> [What to work on]: Your answer should consist of the lines below that hold the word "true".

===== Provided data =====

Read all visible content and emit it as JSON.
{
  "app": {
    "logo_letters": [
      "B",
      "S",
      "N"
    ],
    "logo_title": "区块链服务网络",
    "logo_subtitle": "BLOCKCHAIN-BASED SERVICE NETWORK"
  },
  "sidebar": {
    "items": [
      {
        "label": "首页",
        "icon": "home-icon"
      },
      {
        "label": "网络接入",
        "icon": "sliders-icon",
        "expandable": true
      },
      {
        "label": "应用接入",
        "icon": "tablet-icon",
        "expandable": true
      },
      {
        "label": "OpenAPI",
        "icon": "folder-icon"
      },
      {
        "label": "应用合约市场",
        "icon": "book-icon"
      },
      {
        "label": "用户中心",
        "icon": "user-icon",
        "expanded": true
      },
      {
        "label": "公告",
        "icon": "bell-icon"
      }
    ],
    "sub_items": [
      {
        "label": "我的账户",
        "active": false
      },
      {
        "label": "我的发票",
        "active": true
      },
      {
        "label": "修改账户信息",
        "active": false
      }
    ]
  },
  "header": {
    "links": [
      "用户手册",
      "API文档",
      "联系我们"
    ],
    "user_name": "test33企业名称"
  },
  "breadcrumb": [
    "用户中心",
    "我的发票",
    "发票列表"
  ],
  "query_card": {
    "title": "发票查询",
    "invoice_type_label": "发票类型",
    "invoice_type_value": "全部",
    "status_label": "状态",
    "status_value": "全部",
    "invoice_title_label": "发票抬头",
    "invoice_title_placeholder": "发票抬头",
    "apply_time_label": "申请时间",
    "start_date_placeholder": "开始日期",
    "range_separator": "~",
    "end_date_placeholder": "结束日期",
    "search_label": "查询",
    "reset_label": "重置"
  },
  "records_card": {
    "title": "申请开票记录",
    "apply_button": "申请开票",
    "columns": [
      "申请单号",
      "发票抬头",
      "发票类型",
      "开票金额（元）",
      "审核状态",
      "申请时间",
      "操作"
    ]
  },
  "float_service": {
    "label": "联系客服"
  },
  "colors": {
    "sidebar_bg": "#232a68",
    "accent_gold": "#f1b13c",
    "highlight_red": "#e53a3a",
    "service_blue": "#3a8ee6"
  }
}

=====

> [Exercise answer]:
        "expandable": true
        "expandable": true
        "expanded": true
        "active": true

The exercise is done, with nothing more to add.